=== Activity ===
Copy every line of the listing that holds the string "JSON".

=== Information ===
/---

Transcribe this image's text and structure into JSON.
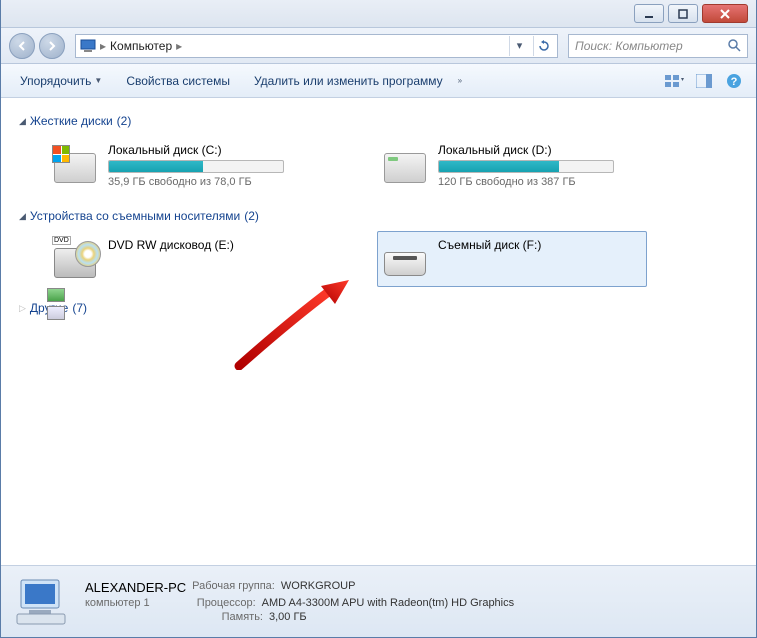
{
  "address": {
    "location": "Компьютер"
  },
  "search": {
    "placeholder": "Поиск: Компьютер"
  },
  "toolbar": {
    "organize": "Упорядочить",
    "properties": "Свойства системы",
    "uninstall": "Удалить или изменить программу"
  },
  "groups": {
    "hdd": {
      "label": "Жесткие диски",
      "count": "(2)"
    },
    "removable": {
      "label": "Устройства со съемными носителями",
      "count": "(2)"
    },
    "other": {
      "label": "Другие",
      "count": "(7)"
    }
  },
  "drives": {
    "c": {
      "name": "Локальный диск (C:)",
      "stat": "35,9 ГБ свободно из 78,0 ГБ",
      "fill_pct": 54
    },
    "d": {
      "name": "Локальный диск (D:)",
      "stat": "120 ГБ свободно из 387 ГБ",
      "fill_pct": 69
    },
    "e": {
      "name": "DVD RW дисковод (E:)"
    },
    "f": {
      "name": "Съемный диск (F:)"
    }
  },
  "status": {
    "computer_name": "ALEXANDER-PC",
    "workgroup_label": "Рабочая группа:",
    "workgroup": "WORKGROUP",
    "domain_label": "компьютер 1",
    "cpu_label": "Процессор:",
    "cpu": "AMD A4-3300M APU with Radeon(tm) HD Graphics",
    "mem_label": "Память:",
    "mem": "3,00 ГБ"
  }
}
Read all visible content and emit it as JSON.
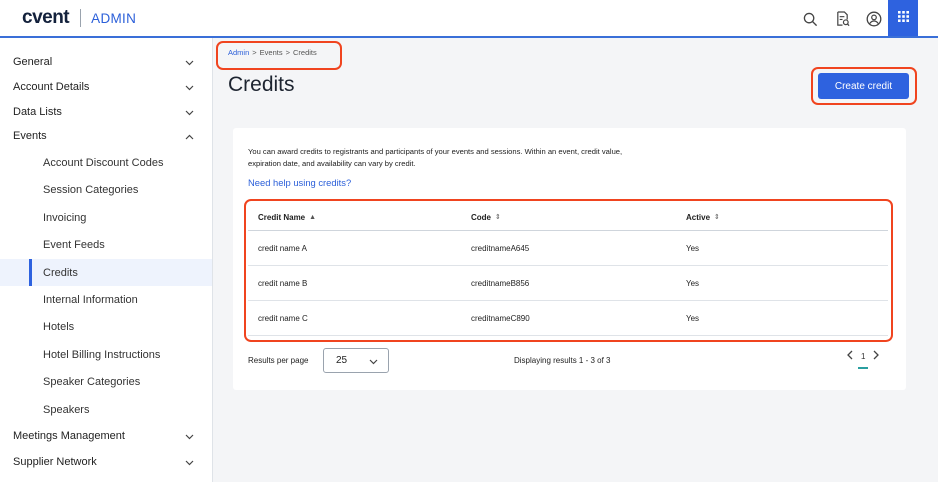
{
  "header": {
    "logo": "cvent",
    "section": "ADMIN",
    "icons": [
      "search-icon",
      "document-search-icon",
      "user-account-icon",
      "apps-grid-icon"
    ]
  },
  "sidebar": {
    "items": [
      {
        "label": "General",
        "level": 0,
        "chevron": "down"
      },
      {
        "label": "Account Details",
        "level": 0,
        "chevron": "down"
      },
      {
        "label": "Data Lists",
        "level": 0,
        "chevron": "down"
      },
      {
        "label": "Events",
        "level": 0,
        "chevron": "up"
      },
      {
        "label": "Account Discount Codes",
        "level": 1
      },
      {
        "label": "Session Categories",
        "level": 1
      },
      {
        "label": "Invoicing",
        "level": 1
      },
      {
        "label": "Event Feeds",
        "level": 1
      },
      {
        "label": "Credits",
        "level": 1,
        "active": true
      },
      {
        "label": "Internal Information",
        "level": 1
      },
      {
        "label": "Hotels",
        "level": 1
      },
      {
        "label": "Hotel Billing Instructions",
        "level": 1
      },
      {
        "label": "Speaker Categories",
        "level": 1
      },
      {
        "label": "Speakers",
        "level": 1
      },
      {
        "label": "Meetings Management",
        "level": 0,
        "chevron": "down"
      },
      {
        "label": "Supplier Network",
        "level": 0,
        "chevron": "down"
      }
    ]
  },
  "breadcrumb": {
    "items": [
      "Admin",
      "Events",
      "Credits"
    ],
    "separator": ">"
  },
  "page": {
    "title": "Credits",
    "create_button": "Create credit",
    "intro": "You can award credits to registrants and participants of your events and sessions. Within an event, credit value, expiration date, and availability can vary by credit.",
    "help_link": "Need help using credits?"
  },
  "table": {
    "columns": [
      {
        "label": "Credit Name",
        "sort": "▲"
      },
      {
        "label": "Code",
        "sort": "⇕"
      },
      {
        "label": "Active",
        "sort": "⇕"
      }
    ],
    "rows": [
      {
        "name": "credit name A",
        "code": "creditnameA645",
        "active": "Yes"
      },
      {
        "name": "credit name B",
        "code": "creditnameB856",
        "active": "Yes"
      },
      {
        "name": "credit name C",
        "code": "creditnameC890",
        "active": "Yes"
      }
    ]
  },
  "pagination": {
    "per_page_label": "Results per page",
    "per_page_value": "25",
    "results_text": "Displaying results 1 - 3 of 3",
    "current_page": "1"
  },
  "colors": {
    "accent": "#2e62df",
    "annotation": "#f0441f",
    "pager_underline": "#2a9fa0"
  }
}
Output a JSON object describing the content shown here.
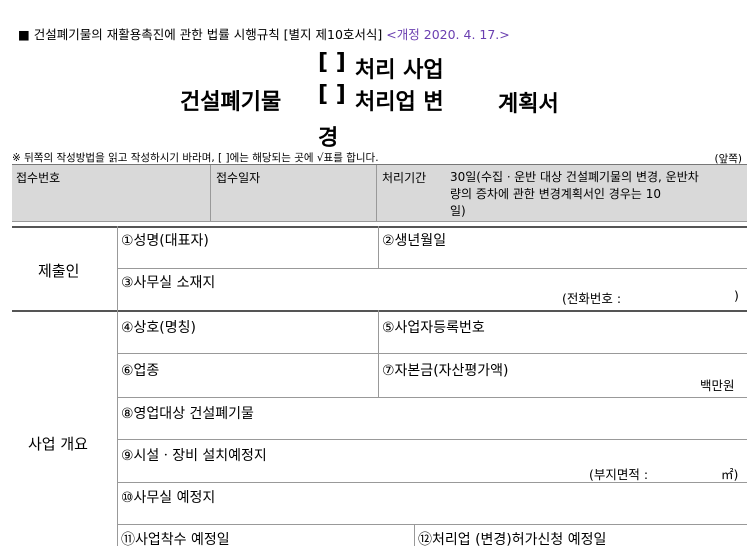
{
  "header": {
    "bullet": "■",
    "law_ref": "건설폐기물의 재활용촉진에 관한 법률 시행규칙 [별지 제10호서식]",
    "revision": "<개정 2020. 4. 17.>"
  },
  "title": {
    "main": "건설폐기물",
    "bracket1": "[  ]",
    "option1": "처리 사업",
    "bracket2": "[  ]",
    "option2": "처리업  변",
    "suffix": "계획서",
    "wrap": "경"
  },
  "instructions": {
    "note": "※ 뒤쪽의 작성방법을 읽고 작성하시기 바라며, [  ]에는 해당되는 곳에 √표를 합니다.",
    "page_side": "(앞쪽)"
  },
  "receipt": {
    "number_label": "접수번호",
    "date_label": "접수일자",
    "period_label": "처리기간",
    "period_text_1": "30일(수집ㆍ운반 대상 건설폐기물의 변경, 운반차",
    "period_text_2": "량의 증차에 관한 변경계획서인 경우는 10",
    "period_text_3": "일)"
  },
  "submitter": {
    "section_label": "제출인",
    "name_label": "①성명(대표자)",
    "birth_label": "②생년월일",
    "office_label": "③사무실 소재지",
    "phone_label": "(전화번호 :",
    "phone_close": ")"
  },
  "business": {
    "section_label": "사업 개요",
    "trade_name_label": "④상호(명칭)",
    "reg_no_label": "⑤사업자등록번호",
    "industry_label": "⑥업종",
    "capital_label": "⑦자본금(자산평가액)",
    "capital_unit": "백만원",
    "waste_label": "⑧영업대상 건설폐기물",
    "facility_label": "⑨시설ㆍ장비 설치예정지",
    "area_label": "(부지면적 :",
    "area_unit": "㎡)",
    "office_plan_label": "⑩사무실 예정지",
    "start_label": "⑪사업착수 예정일",
    "permit_label": "⑫처리업 (변경)허가신청 예정일"
  }
}
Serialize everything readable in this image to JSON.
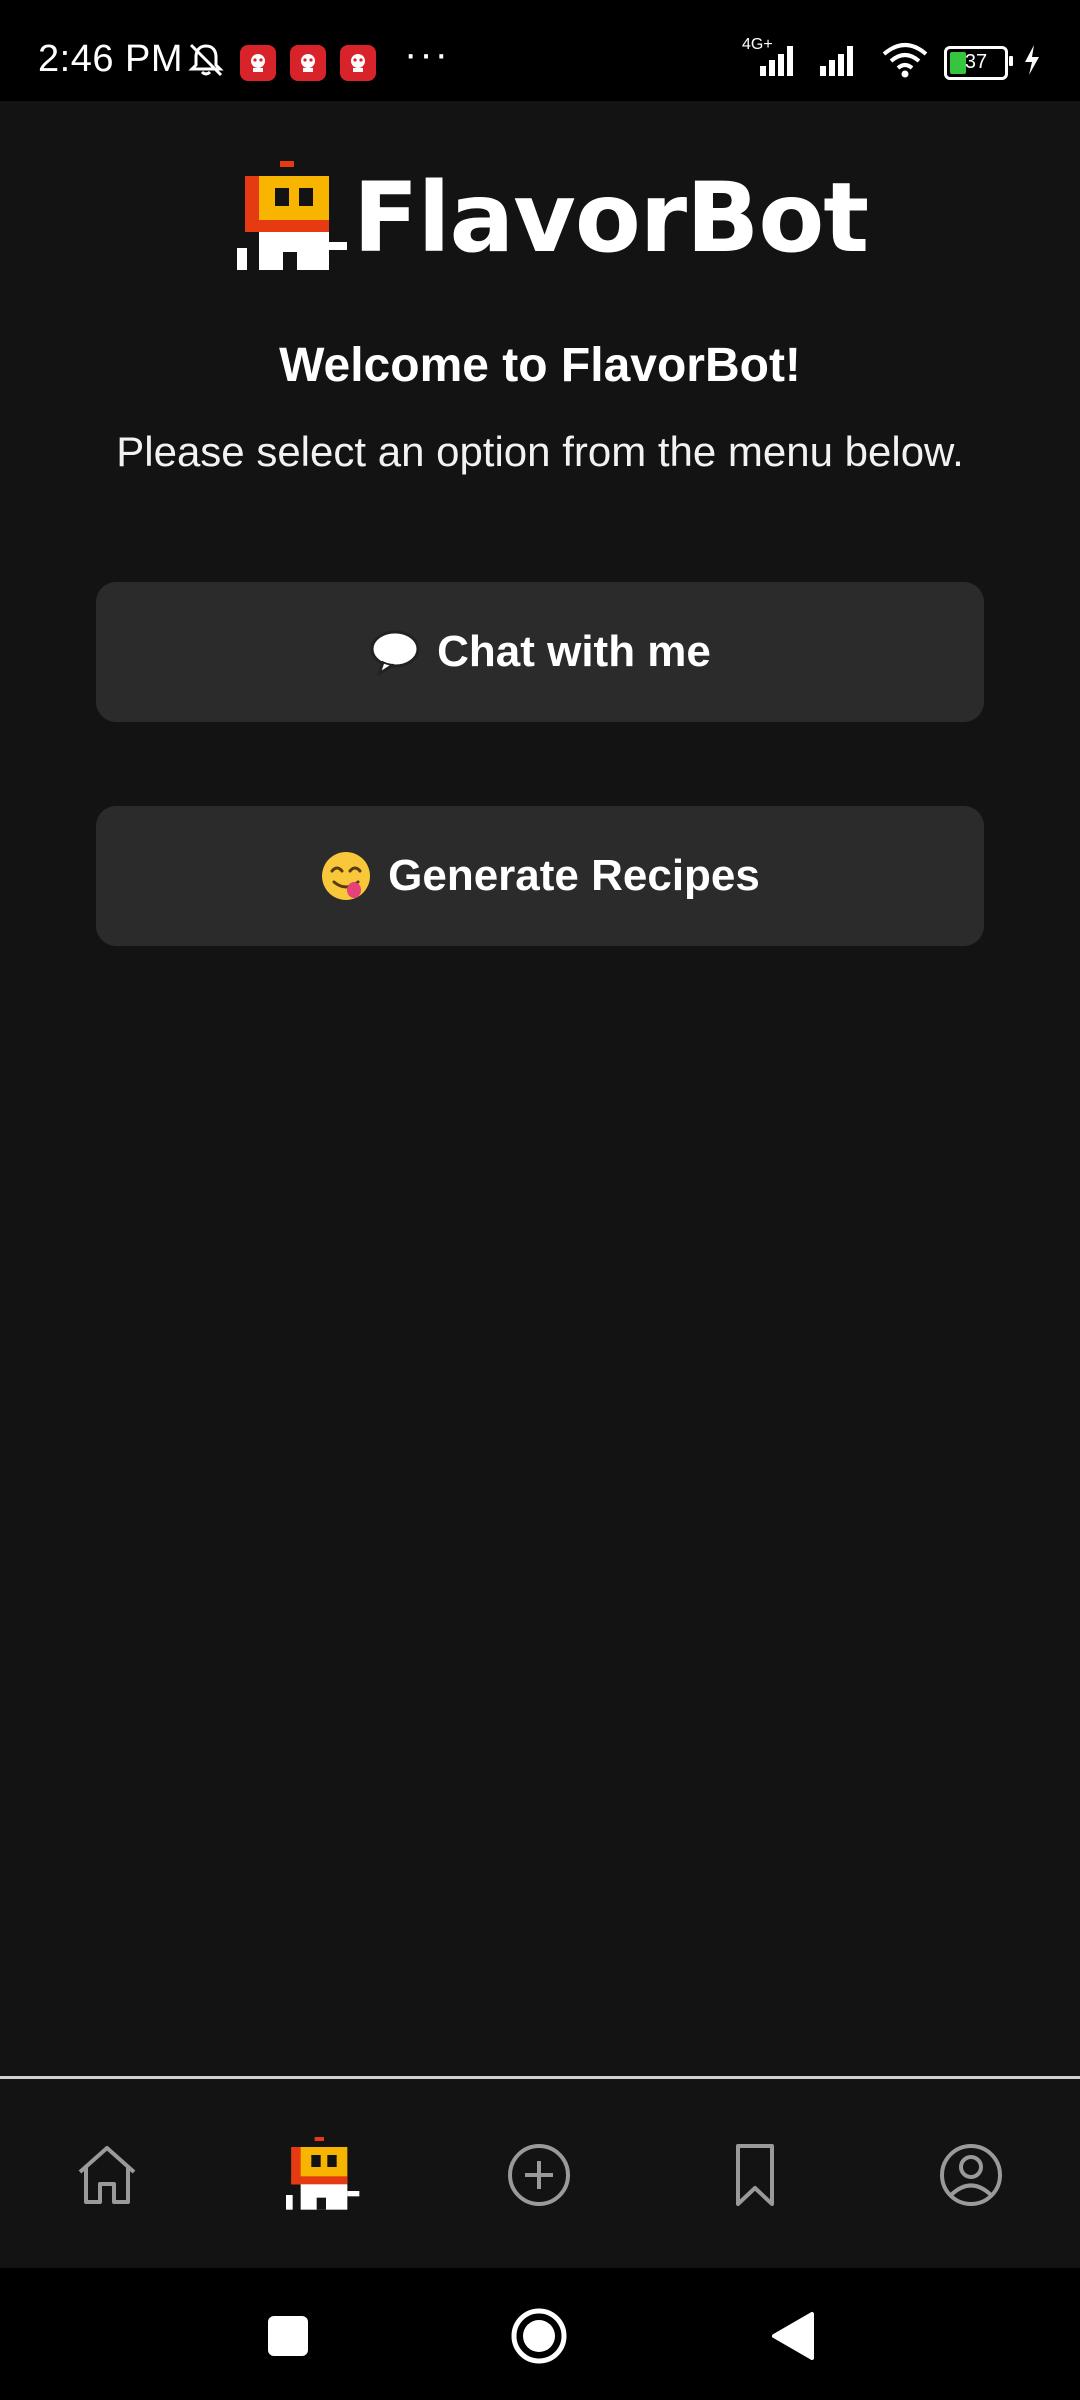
{
  "status_bar": {
    "time": "2:46 PM",
    "network_label": "4G+",
    "battery_level": "37",
    "icons": [
      "mute-icon",
      "app-notification-icon",
      "app-notification-icon",
      "app-notification-icon",
      "more-dots-icon",
      "signal-icon",
      "signal-icon",
      "wifi-icon",
      "battery-icon",
      "charging-icon"
    ]
  },
  "header": {
    "app_name": "FlavorBot",
    "welcome": "Welcome to FlavorBot!",
    "subtitle": "Please select an option from the menu below."
  },
  "menu": {
    "chat_label": "Chat with me",
    "chat_icon": "speech-bubble-icon",
    "recipes_label": "Generate Recipes",
    "recipes_icon": "yum-face-icon"
  },
  "bottom_nav": {
    "items": [
      "home-icon",
      "flavorbot-icon",
      "add-circle-icon",
      "bookmark-icon",
      "profile-icon"
    ],
    "active": "flavorbot-icon"
  },
  "system_nav": [
    "recents-icon",
    "home-circle-icon",
    "back-icon"
  ],
  "colors": {
    "background": "#131313",
    "button": "#2b2b2b",
    "logo_yellow": "#f7b500",
    "logo_red": "#e53a12"
  }
}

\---

=== Result ===
Transcribe this image's text and structure into JSON.
Read all visible content and emit it as JSON.
Output a JSON object describing the content shown here.
Serialize everything readable in this image to JSON.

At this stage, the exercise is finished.